4 min read

Doing It All, At Once

This is what we know about training.

It’s cyclical.

That’s why you can’t do the same program for 6 months and expect to see results continuously.

This is why you can’t try to compete in a powerlifting meet and train for a marathon or triathlon at the same time, or at least expect to perform well at either of them, because you can’t max out all fitness qualities all the time.

This is also why you can’t possibly expect to perform at a high level ALL THE TIME.

It just doesn’t happen, it’s actually a universal truth beyond just training but mentally, occupationally and other aspects of your life are in this constant fluctuation, like the graph above.

It may suck, but that’s just the way it is…

Ideally the general trend you find in the cycle, means you’re improving, and that’s a good thing.

If you’re losing weight it will probably look more like this, but that’s a side track.

Obviously these graphs misrepresent the fact that training a muscular quality does not actually look like this indefinitely, any more than losing weight would.

If they continued on and on and on, we’d have people squatting 10,000 lbs, with sub-1% body fat and running marathons in an hour or so.

At a certain point, everyone peaks and your progress seems less and less.

That point is often referred to as, ‘the point of diminishing returns,’  and it’s true for so much more than just training.

You have two apparent choices at that moment, a) switch things up, with the intent to come back to it in a few hours/days/weeks/months time or b) move on to something entirely new, forgetting whatever it was, you were working on.

Too often though we divert our focus in too many directions, we try to juggle too much stuff, we think we can do it all.

What we really end up doing is a lot of stuff poorly, because we can’t do it all.
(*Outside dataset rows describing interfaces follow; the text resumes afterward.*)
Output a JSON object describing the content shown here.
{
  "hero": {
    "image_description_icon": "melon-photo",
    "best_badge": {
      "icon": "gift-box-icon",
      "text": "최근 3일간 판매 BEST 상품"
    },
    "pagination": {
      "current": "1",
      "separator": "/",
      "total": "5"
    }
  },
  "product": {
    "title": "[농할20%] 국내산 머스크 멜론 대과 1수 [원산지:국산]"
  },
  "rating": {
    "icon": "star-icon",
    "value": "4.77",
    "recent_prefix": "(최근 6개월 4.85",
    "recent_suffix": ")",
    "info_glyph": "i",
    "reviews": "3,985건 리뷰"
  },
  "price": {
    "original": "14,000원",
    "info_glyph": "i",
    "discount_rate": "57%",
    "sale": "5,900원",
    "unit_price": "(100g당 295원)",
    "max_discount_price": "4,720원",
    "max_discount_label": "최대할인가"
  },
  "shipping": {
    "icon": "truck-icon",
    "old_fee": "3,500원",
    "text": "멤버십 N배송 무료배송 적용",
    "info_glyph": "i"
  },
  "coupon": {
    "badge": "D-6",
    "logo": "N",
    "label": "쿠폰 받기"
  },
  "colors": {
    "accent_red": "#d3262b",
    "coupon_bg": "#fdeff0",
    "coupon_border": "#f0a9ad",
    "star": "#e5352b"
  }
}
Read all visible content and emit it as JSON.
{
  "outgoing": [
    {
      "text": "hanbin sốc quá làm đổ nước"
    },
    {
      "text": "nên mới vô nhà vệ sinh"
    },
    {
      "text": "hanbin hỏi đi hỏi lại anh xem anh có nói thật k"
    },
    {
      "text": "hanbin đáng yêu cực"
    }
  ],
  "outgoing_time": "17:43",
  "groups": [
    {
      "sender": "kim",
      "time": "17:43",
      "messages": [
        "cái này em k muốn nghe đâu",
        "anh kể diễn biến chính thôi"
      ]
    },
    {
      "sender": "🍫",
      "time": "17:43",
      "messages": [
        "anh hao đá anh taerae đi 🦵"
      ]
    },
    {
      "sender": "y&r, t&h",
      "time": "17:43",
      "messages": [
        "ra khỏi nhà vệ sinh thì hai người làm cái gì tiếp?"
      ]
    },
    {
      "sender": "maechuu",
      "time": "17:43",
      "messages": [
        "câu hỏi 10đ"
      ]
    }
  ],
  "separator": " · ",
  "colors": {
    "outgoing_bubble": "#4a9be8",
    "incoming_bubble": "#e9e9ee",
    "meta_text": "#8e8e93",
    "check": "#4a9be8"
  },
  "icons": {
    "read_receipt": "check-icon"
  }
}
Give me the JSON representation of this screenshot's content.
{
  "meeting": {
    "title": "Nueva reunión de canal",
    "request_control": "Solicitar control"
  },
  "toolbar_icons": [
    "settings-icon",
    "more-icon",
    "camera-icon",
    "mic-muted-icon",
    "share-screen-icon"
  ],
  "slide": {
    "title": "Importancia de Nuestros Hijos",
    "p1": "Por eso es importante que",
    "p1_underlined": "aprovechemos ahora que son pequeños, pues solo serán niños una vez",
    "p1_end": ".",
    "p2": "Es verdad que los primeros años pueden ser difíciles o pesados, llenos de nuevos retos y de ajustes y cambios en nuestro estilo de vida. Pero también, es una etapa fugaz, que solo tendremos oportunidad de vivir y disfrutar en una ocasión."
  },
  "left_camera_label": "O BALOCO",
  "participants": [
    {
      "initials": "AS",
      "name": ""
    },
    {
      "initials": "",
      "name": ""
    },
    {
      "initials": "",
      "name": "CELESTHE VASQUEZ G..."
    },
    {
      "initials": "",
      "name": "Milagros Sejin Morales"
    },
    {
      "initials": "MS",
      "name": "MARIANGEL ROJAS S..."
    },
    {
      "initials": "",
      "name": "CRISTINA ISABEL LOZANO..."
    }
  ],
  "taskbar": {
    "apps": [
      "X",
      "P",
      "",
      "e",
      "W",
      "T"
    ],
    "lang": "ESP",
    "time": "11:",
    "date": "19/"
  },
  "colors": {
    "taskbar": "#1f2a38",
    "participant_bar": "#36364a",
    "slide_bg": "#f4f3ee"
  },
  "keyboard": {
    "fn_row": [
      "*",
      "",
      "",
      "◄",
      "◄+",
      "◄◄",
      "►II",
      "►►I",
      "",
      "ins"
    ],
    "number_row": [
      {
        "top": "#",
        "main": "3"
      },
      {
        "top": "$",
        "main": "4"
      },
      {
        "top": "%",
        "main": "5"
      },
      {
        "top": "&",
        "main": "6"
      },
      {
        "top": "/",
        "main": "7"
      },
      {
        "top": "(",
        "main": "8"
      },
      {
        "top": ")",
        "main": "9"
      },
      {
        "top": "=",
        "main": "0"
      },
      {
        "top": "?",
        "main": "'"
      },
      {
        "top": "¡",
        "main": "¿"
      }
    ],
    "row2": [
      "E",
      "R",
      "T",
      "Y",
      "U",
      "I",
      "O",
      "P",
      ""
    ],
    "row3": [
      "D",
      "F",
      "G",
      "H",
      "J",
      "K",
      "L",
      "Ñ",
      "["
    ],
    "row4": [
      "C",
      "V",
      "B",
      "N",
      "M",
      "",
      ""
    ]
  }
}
What you really need is to focus on what’s important.

A lot of people I sit down with have 10 objectives.

They want to look good in a bathing suit, but they also want to run a marathon and they want to bench press their body weight and they want to do this and that and another thing.

The truth is, we can’t do it all at once, we need a focus. The less focus we have, the less likely it is we’ll meet our objectives.

The more focused we are on accomplishing one thing, the more likely it is we’ll achieve it.

I have a distant friend for instance, who is constantly complaining about being single. Now this person is constantly dating, so it can’t be that they can’t find someone ‘suitable.’

From what I’ve witnessed, the real problem is that this person is constantly struggling to grip the reality that making a commitment to one person, might mean they will miss out on the possibilities that another relationship may have to offer them.

Basically they never make a choice because they are overwhelmed by choices and any likelihood that they could be missing out on the benefits of a different decision.

(Check out the book, ‘The Paradox of Choice‘ for info on that.)

This is how many people approach fitness. It is also a major reason I believe people don’t find the success they are looking for.

There is an economic cost to everything you do (universal theory) called Opportunity Cost, that is basically the notion that you will always have to give up one possibility in favour of another.

Sounds horrible right?

Well only if you let it be.

First, in the case of my friend, they probably need to first be aware or realize that this is a reality of life, there are always options.

Second, it is probably the worst choice you can make in not making a choice, or avoiding making the decision to commit to something.

Third, the reality is that you cannot date everyone who seems interesting to you.

Fourth, they would need to realize that they are equally missing out on the opportunity to really get to know someone deeply and build a solid connection that only time spent together brings.

This Concept Applied to Fitness:

1) There are always options for things to train for, things to accomplish, you cannot feel an obligation to do everything just because it’s out there and your friends are doing it.

2) You need to choose something that feels purposeful to you, and has deep meaning. The worst thing you can do in your fitness pursuits is be in limbo, unsure of what you should do, or simply afraid to choose something because it might mean giving something else up. You need to find a focus and make a commitment. Start with purpose.

3) The reality is that you cannot train for everything all at once. Training for a marathon and a powerlifting/bodybuilding competition at the same time is the best example of what you simply won’t be able to do, with any kind of proficiency. Sure one means giving up endurance and the other means giving up strength, but that’s reality. Find a happy medium with a different focus.

4) The only opportunity you are really missing out on by making a choice to commit to something, is the process of creating lasting change.